» What this task involves
The response should hold each line from the entries below where "building" is found.

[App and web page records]
####
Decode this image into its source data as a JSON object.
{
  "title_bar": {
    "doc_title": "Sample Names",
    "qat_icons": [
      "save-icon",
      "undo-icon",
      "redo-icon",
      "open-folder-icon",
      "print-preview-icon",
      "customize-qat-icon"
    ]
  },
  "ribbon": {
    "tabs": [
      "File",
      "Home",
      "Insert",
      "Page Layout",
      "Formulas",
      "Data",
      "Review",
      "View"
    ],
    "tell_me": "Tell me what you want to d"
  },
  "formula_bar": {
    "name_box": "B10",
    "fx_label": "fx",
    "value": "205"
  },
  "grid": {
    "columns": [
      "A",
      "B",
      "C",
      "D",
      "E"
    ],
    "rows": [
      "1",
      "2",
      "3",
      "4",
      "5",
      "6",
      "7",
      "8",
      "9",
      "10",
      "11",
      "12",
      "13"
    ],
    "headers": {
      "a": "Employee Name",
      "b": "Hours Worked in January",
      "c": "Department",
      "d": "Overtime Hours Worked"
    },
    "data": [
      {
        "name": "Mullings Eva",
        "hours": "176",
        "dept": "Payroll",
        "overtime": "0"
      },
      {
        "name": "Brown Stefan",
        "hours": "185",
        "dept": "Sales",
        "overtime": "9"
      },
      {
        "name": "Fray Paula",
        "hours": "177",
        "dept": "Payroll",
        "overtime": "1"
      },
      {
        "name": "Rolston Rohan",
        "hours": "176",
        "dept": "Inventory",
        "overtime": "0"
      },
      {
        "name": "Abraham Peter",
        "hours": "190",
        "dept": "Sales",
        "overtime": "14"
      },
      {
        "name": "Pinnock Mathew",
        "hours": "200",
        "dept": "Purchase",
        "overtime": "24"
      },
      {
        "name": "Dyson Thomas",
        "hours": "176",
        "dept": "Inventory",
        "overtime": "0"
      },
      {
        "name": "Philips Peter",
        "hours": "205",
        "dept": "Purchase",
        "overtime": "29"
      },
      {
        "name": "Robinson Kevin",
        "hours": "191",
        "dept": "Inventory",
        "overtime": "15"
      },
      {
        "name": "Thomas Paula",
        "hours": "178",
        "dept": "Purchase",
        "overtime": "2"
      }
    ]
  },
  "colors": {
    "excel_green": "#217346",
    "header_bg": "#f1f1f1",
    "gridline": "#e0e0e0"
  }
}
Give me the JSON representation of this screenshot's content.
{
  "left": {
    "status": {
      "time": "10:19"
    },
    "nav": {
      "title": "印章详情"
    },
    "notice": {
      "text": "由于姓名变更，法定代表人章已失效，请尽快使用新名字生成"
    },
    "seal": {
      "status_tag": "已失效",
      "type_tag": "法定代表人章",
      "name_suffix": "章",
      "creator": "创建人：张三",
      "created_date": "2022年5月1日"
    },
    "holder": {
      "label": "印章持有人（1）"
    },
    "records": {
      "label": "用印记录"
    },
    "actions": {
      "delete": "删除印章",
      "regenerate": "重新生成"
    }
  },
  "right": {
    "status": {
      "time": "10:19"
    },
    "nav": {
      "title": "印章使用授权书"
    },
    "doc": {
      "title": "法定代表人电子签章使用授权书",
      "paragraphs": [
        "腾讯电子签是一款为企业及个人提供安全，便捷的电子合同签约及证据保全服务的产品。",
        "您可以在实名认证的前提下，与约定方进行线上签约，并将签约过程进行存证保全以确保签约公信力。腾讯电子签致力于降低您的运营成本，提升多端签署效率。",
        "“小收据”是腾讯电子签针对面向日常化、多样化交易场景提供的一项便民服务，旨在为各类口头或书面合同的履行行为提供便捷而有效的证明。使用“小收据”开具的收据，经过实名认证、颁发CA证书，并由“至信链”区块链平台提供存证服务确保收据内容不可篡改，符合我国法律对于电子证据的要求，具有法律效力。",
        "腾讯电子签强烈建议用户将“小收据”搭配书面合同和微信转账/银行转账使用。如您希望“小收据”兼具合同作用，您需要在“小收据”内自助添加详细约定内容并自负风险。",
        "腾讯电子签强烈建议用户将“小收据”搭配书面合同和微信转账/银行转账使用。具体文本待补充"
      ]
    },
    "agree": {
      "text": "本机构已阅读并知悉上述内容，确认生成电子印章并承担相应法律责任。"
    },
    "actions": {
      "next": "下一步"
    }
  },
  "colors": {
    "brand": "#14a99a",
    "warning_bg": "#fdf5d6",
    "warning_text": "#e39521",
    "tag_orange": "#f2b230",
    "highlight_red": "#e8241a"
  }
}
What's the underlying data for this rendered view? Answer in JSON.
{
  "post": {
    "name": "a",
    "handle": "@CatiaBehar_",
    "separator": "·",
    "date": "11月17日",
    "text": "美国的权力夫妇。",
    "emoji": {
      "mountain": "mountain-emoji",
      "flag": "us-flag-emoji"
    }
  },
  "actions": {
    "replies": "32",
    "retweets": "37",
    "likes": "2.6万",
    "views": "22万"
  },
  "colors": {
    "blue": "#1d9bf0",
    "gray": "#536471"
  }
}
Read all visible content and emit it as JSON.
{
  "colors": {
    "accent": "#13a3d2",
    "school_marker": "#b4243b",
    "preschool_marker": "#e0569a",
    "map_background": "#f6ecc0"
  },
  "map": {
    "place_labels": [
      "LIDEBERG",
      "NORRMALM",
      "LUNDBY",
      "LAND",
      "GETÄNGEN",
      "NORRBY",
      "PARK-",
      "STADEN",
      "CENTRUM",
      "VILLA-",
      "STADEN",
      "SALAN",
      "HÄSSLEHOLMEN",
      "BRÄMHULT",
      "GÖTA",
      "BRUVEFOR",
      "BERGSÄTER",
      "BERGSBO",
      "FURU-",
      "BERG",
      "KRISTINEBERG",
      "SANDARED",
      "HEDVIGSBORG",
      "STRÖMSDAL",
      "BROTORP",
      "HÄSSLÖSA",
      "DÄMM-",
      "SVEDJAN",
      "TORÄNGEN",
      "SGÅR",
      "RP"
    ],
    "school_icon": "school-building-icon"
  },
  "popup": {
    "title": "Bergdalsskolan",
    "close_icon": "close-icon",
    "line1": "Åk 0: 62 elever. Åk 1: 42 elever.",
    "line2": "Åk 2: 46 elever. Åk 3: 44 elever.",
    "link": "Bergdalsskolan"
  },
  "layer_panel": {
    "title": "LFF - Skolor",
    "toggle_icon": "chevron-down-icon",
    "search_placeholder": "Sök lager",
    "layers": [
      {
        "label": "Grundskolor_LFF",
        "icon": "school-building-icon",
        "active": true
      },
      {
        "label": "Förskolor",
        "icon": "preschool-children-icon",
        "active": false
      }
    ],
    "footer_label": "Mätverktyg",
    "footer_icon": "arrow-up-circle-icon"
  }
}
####
» Output below
    "school_icon": "school-building-icon"
        "icon": "school-building-icon",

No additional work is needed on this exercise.